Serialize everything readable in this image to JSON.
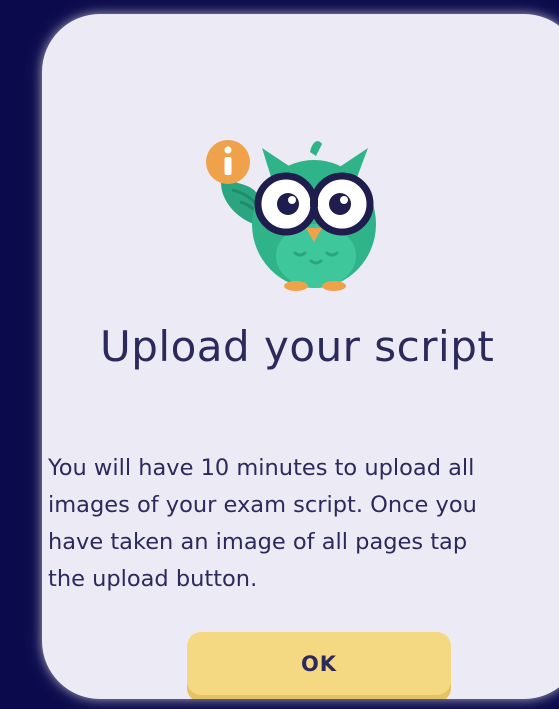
{
  "dialog": {
    "title": "Upload your script",
    "message": "You will have 10 minutes to upload all\nimages of your exam script. Once you\nhave taken an image of all pages tap\nthe upload button.",
    "ok_label": "OK"
  },
  "mascot": {
    "icon": "owl-mascot-icon",
    "badge_icon": "info-icon",
    "badge_glyph": "i"
  },
  "colors": {
    "backdrop": "#0b0a4c",
    "dialog_bg": "#eceaf4",
    "text": "#2c2a5c",
    "button": "#f5d982",
    "badge": "#f0a24a",
    "owl_body": "#2fb389"
  }
}
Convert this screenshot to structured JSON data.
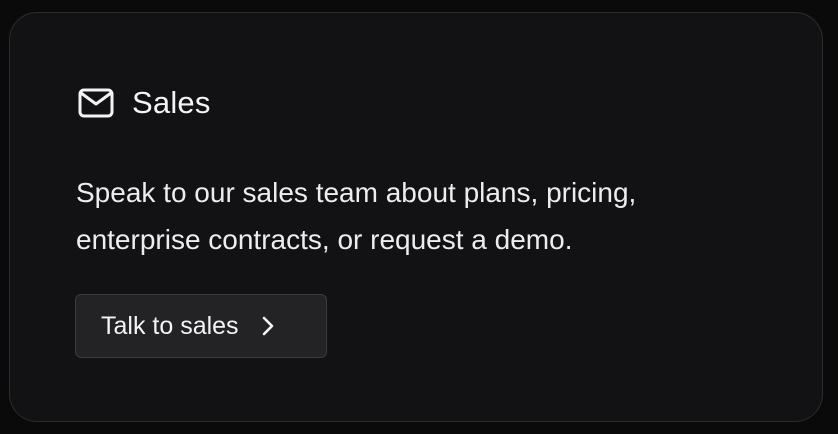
{
  "card": {
    "title": "Sales",
    "icon": "mail-icon",
    "description": "Speak to our sales team about plans, pricing, enterprise contracts, or request a demo.",
    "button": {
      "label": "Talk to sales",
      "icon": "chevron-right-icon"
    }
  },
  "colors": {
    "page_background": "#0a0a0b",
    "card_background": "#121214",
    "card_border": "#2c2c30",
    "button_background": "#232326",
    "text": "#f4f4f5"
  }
}
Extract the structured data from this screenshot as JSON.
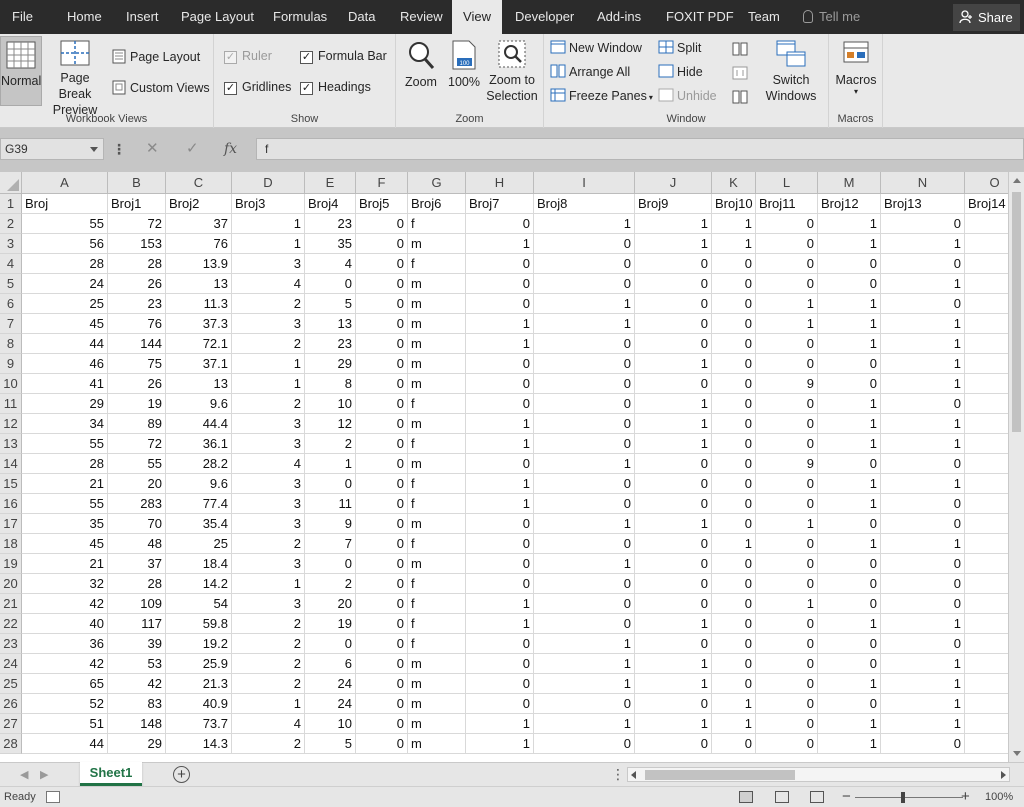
{
  "tabs": [
    "File",
    "Home",
    "Insert",
    "Page Layout",
    "Formulas",
    "Data",
    "Review",
    "View",
    "Developer",
    "Add-ins",
    "FOXIT PDF",
    "Team"
  ],
  "active_tab": "View",
  "tell_me": "Tell me",
  "share": "Share",
  "ribbon": {
    "workbook_views": {
      "title": "Workbook Views",
      "normal": "Normal",
      "page_break_preview": "Page Break Preview",
      "page_layout": "Page Layout",
      "custom_views": "Custom Views"
    },
    "show": {
      "title": "Show",
      "ruler": "Ruler",
      "formula_bar": "Formula Bar",
      "gridlines": "Gridlines",
      "headings": "Headings"
    },
    "zoom": {
      "title": "Zoom",
      "zoom": "Zoom",
      "zoom_100": "100%",
      "zoom_to_selection": "Zoom to Selection"
    },
    "window": {
      "title": "Window",
      "new_window": "New Window",
      "arrange_all": "Arrange All",
      "freeze_panes": "Freeze Panes",
      "split": "Split",
      "hide": "Hide",
      "unhide": "Unhide",
      "switch_windows": "Switch Windows"
    },
    "macros": {
      "title": "Macros",
      "macros": "Macros"
    }
  },
  "formula_bar": {
    "name_box": "G39",
    "fx": "fx",
    "value": "f"
  },
  "columns": [
    "A",
    "B",
    "C",
    "D",
    "E",
    "F",
    "G",
    "H",
    "I",
    "J",
    "K",
    "L",
    "M",
    "N",
    "O"
  ],
  "rows": [
    [
      "Broj",
      "Broj1",
      "Broj2",
      "Broj3",
      "Broj4",
      "Broj5",
      "Broj6",
      "Broj7",
      "Broj8",
      "Broj9",
      "Broj10",
      "Broj11",
      "Broj12",
      "Broj13",
      "Broj14"
    ],
    [
      "55",
      "72",
      "37",
      "1",
      "23",
      "0",
      "f",
      "0",
      "1",
      "1",
      "1",
      "0",
      "1",
      "0",
      ""
    ],
    [
      "56",
      "153",
      "76",
      "1",
      "35",
      "0",
      "m",
      "1",
      "0",
      "1",
      "1",
      "0",
      "1",
      "1",
      ""
    ],
    [
      "28",
      "28",
      "13.9",
      "3",
      "4",
      "0",
      "f",
      "0",
      "0",
      "0",
      "0",
      "0",
      "0",
      "0",
      ""
    ],
    [
      "24",
      "26",
      "13",
      "4",
      "0",
      "0",
      "m",
      "0",
      "0",
      "0",
      "0",
      "0",
      "0",
      "1",
      ""
    ],
    [
      "25",
      "23",
      "11.3",
      "2",
      "5",
      "0",
      "m",
      "0",
      "1",
      "0",
      "0",
      "1",
      "1",
      "0",
      ""
    ],
    [
      "45",
      "76",
      "37.3",
      "3",
      "13",
      "0",
      "m",
      "1",
      "1",
      "0",
      "0",
      "1",
      "1",
      "1",
      ""
    ],
    [
      "44",
      "144",
      "72.1",
      "2",
      "23",
      "0",
      "m",
      "1",
      "0",
      "0",
      "0",
      "0",
      "1",
      "1",
      ""
    ],
    [
      "46",
      "75",
      "37.1",
      "1",
      "29",
      "0",
      "m",
      "0",
      "0",
      "1",
      "0",
      "0",
      "0",
      "1",
      ""
    ],
    [
      "41",
      "26",
      "13",
      "1",
      "8",
      "0",
      "m",
      "0",
      "0",
      "0",
      "0",
      "9",
      "0",
      "1",
      ""
    ],
    [
      "29",
      "19",
      "9.6",
      "2",
      "10",
      "0",
      "f",
      "0",
      "0",
      "1",
      "0",
      "0",
      "1",
      "0",
      ""
    ],
    [
      "34",
      "89",
      "44.4",
      "3",
      "12",
      "0",
      "m",
      "1",
      "0",
      "1",
      "0",
      "0",
      "1",
      "1",
      ""
    ],
    [
      "55",
      "72",
      "36.1",
      "3",
      "2",
      "0",
      "f",
      "1",
      "0",
      "1",
      "0",
      "0",
      "1",
      "1",
      ""
    ],
    [
      "28",
      "55",
      "28.2",
      "4",
      "1",
      "0",
      "m",
      "0",
      "1",
      "0",
      "0",
      "9",
      "0",
      "0",
      ""
    ],
    [
      "21",
      "20",
      "9.6",
      "3",
      "0",
      "0",
      "f",
      "1",
      "0",
      "0",
      "0",
      "0",
      "1",
      "1",
      ""
    ],
    [
      "55",
      "283",
      "77.4",
      "3",
      "11",
      "0",
      "f",
      "1",
      "0",
      "0",
      "0",
      "0",
      "1",
      "0",
      ""
    ],
    [
      "35",
      "70",
      "35.4",
      "3",
      "9",
      "0",
      "m",
      "0",
      "1",
      "1",
      "0",
      "1",
      "0",
      "0",
      ""
    ],
    [
      "45",
      "48",
      "25",
      "2",
      "7",
      "0",
      "f",
      "0",
      "0",
      "0",
      "1",
      "0",
      "1",
      "1",
      ""
    ],
    [
      "21",
      "37",
      "18.4",
      "3",
      "0",
      "0",
      "m",
      "0",
      "1",
      "0",
      "0",
      "0",
      "0",
      "0",
      ""
    ],
    [
      "32",
      "28",
      "14.2",
      "1",
      "2",
      "0",
      "f",
      "0",
      "0",
      "0",
      "0",
      "0",
      "0",
      "0",
      ""
    ],
    [
      "42",
      "109",
      "54",
      "3",
      "20",
      "0",
      "f",
      "1",
      "0",
      "0",
      "0",
      "1",
      "0",
      "0",
      ""
    ],
    [
      "40",
      "117",
      "59.8",
      "2",
      "19",
      "0",
      "f",
      "1",
      "0",
      "1",
      "0",
      "0",
      "1",
      "1",
      ""
    ],
    [
      "36",
      "39",
      "19.2",
      "2",
      "0",
      "0",
      "f",
      "0",
      "1",
      "0",
      "0",
      "0",
      "0",
      "0",
      ""
    ],
    [
      "42",
      "53",
      "25.9",
      "2",
      "6",
      "0",
      "m",
      "0",
      "1",
      "1",
      "0",
      "0",
      "0",
      "1",
      ""
    ],
    [
      "65",
      "42",
      "21.3",
      "2",
      "24",
      "0",
      "m",
      "0",
      "1",
      "1",
      "0",
      "0",
      "1",
      "1",
      ""
    ],
    [
      "52",
      "83",
      "40.9",
      "1",
      "24",
      "0",
      "m",
      "0",
      "0",
      "0",
      "1",
      "0",
      "0",
      "1",
      ""
    ],
    [
      "51",
      "148",
      "73.7",
      "4",
      "10",
      "0",
      "m",
      "1",
      "1",
      "1",
      "1",
      "0",
      "1",
      "1",
      ""
    ],
    [
      "44",
      "29",
      "14.3",
      "2",
      "5",
      "0",
      "m",
      "1",
      "0",
      "0",
      "0",
      "0",
      "1",
      "0",
      ""
    ]
  ],
  "sheet_tab": "Sheet1",
  "status": {
    "ready": "Ready",
    "zoom": "100%"
  },
  "colors": {
    "tabbar": "#2b2b2b",
    "ribbon": "#e9e9e9",
    "excel_green": "#217346"
  }
}
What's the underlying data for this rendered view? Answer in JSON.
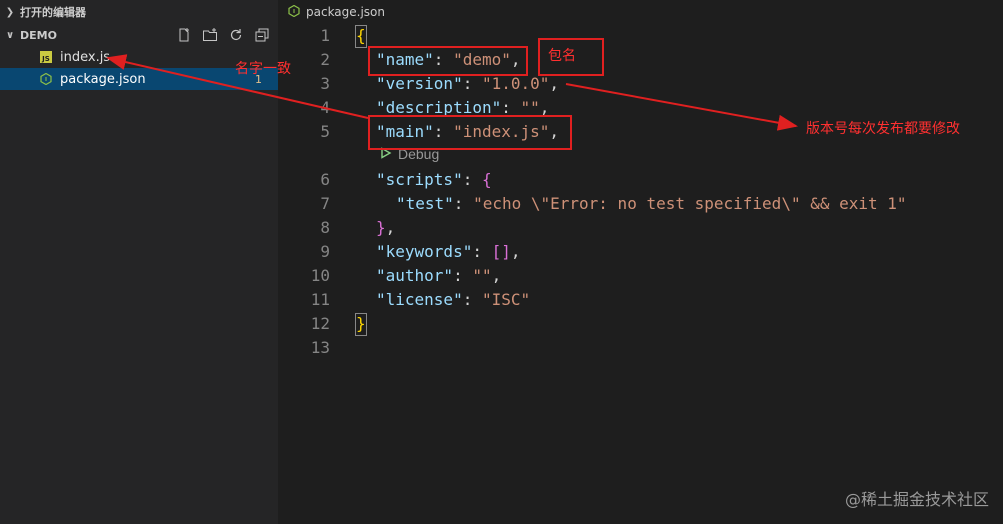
{
  "explorer": {
    "open_editors_label": "打开的编辑器",
    "folder_name": "DEMO",
    "files": [
      {
        "name": "index.js",
        "badge": ""
      },
      {
        "name": "package.json",
        "badge": "1"
      }
    ]
  },
  "editor": {
    "tab_label": "package.json",
    "codelens": "Debug",
    "line_numbers": [
      "1",
      "2",
      "3",
      "4",
      "5",
      "6",
      "7",
      "8",
      "9",
      "10",
      "11",
      "12",
      "13"
    ],
    "code": {
      "l1": "{",
      "name_key": "\"name\"",
      "name_val": "\"demo\"",
      "version_key": "\"version\"",
      "version_val": "\"1.0.0\"",
      "description_key": "\"description\"",
      "description_val": "\"\"",
      "main_key": "\"main\"",
      "main_val": "\"index.js\"",
      "scripts_key": "\"scripts\"",
      "test_key": "\"test\"",
      "test_val": "\"echo \\\"Error: no test specified\\\" && exit 1\"",
      "keywords_key": "\"keywords\"",
      "keywords_val": "[]",
      "author_key": "\"author\"",
      "author_val": "\"\"",
      "license_key": "\"license\"",
      "license_val": "\"ISC\"",
      "l12": "}"
    }
  },
  "annotations": {
    "name_match": "名字一致",
    "package_name": "包名",
    "version_note": "版本号每次发布都要修改",
    "color": "#ff3030"
  },
  "watermark": "@稀土掘金技术社区"
}
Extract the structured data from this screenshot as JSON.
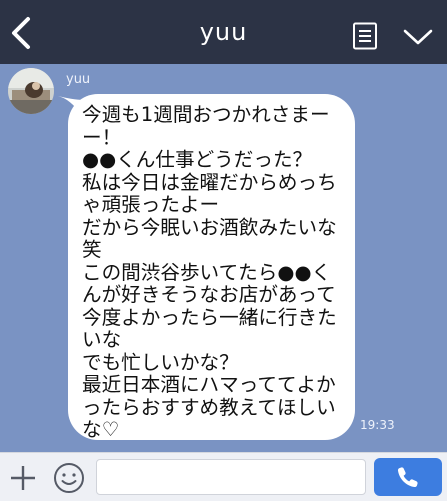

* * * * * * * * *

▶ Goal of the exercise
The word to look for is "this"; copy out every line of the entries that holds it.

▶ Solution to the problem
Serialize everything readable in this image to JSON.
Convert this screenshot to structured JSON data.
Extract the structured data from this screenshot as JSON.
What's the underlying data for this rendered view? Answer in JSON.
Extract the structured data from this screenshot as JSON.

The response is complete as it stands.